Word for word, copy the data that follows and skip its pictures.

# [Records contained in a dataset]
..........

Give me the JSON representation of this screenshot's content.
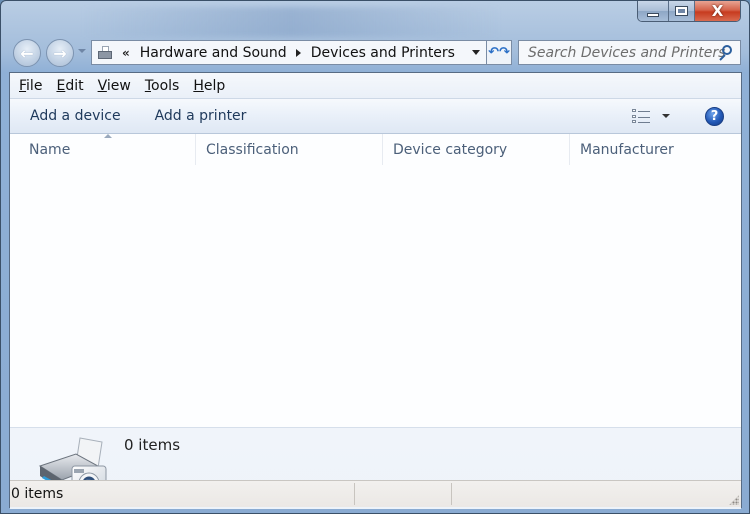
{
  "window": {
    "caption_buttons": {
      "minimize_icon": "minimize-icon",
      "maximize_icon": "maximize-icon",
      "close_icon": "close-icon",
      "close_glyph": "X"
    }
  },
  "navigation": {
    "back_icon": "back-arrow-icon",
    "back_glyph": "←",
    "forward_icon": "forward-arrow-icon",
    "forward_glyph": "→",
    "recent_pages_icon": "chevron-down-icon"
  },
  "address_bar": {
    "location_icon": "devices-printers-icon",
    "overflow_glyph": "«",
    "breadcrumbs": [
      {
        "label": "Hardware and Sound"
      },
      {
        "label": "Devices and Printers"
      }
    ],
    "refresh_glyph": "↶↷"
  },
  "search": {
    "placeholder": "Search Devices and Printers"
  },
  "menu": {
    "items": [
      {
        "label": "File",
        "accel": "F",
        "rest": "ile"
      },
      {
        "label": "Edit",
        "accel": "E",
        "rest": "dit"
      },
      {
        "label": "View",
        "accel": "V",
        "rest": "iew"
      },
      {
        "label": "Tools",
        "accel": "T",
        "rest": "ools"
      },
      {
        "label": "Help",
        "accel": "H",
        "rest": "elp"
      }
    ]
  },
  "command_bar": {
    "add_device": "Add a device",
    "add_printer": "Add a printer",
    "views_icon": "details-view-icon",
    "help_glyph": "?"
  },
  "list": {
    "columns": [
      {
        "label": "Name",
        "sorted": "ascending"
      },
      {
        "label": "Classification"
      },
      {
        "label": "Device category"
      },
      {
        "label": "Manufacturer"
      }
    ],
    "rows": []
  },
  "details_pane": {
    "icon": "printer-camera-icon",
    "count_text": "0 items"
  },
  "status_bar": {
    "text": "0 items"
  }
}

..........

# [RESULT FOR THIS TASK]
Give me the JSON representation of this screenshot's content.
{
  "window": {
    "caption_buttons": {
      "minimize_icon": "minimize-icon",
      "maximize_icon": "maximize-icon",
      "close_icon": "close-icon",
      "close_glyph": "X"
    }
  },
  "navigation": {
    "back_icon": "back-arrow-icon",
    "back_glyph": "←",
    "forward_icon": "forward-arrow-icon",
    "forward_glyph": "→",
    "recent_pages_icon": "chevron-down-icon"
  },
  "address_bar": {
    "location_icon": "devices-printers-icon",
    "overflow_glyph": "«",
    "breadcrumbs": [
      {
        "label": "Hardware and Sound"
      },
      {
        "label": "Devices and Printers"
      }
    ],
    "refresh_glyph": "↶↷"
  },
  "search": {
    "placeholder": "Search Devices and Printers"
  },
  "menu": {
    "items": [
      {
        "label": "File",
        "accel": "F",
        "rest": "ile"
      },
      {
        "label": "Edit",
        "accel": "E",
        "rest": "dit"
      },
      {
        "label": "View",
        "accel": "V",
        "rest": "iew"
      },
      {
        "label": "Tools",
        "accel": "T",
        "rest": "ools"
      },
      {
        "label": "Help",
        "accel": "H",
        "rest": "elp"
      }
    ]
  },
  "command_bar": {
    "add_device": "Add a device",
    "add_printer": "Add a printer",
    "views_icon": "details-view-icon",
    "help_glyph": "?"
  },
  "list": {
    "columns": [
      {
        "label": "Name",
        "sorted": "ascending"
      },
      {
        "label": "Classification"
      },
      {
        "label": "Device category"
      },
      {
        "label": "Manufacturer"
      }
    ],
    "rows": []
  },
  "details_pane": {
    "icon": "printer-camera-icon",
    "count_text": "0 items"
  },
  "status_bar": {
    "text": "0 items"
  }
}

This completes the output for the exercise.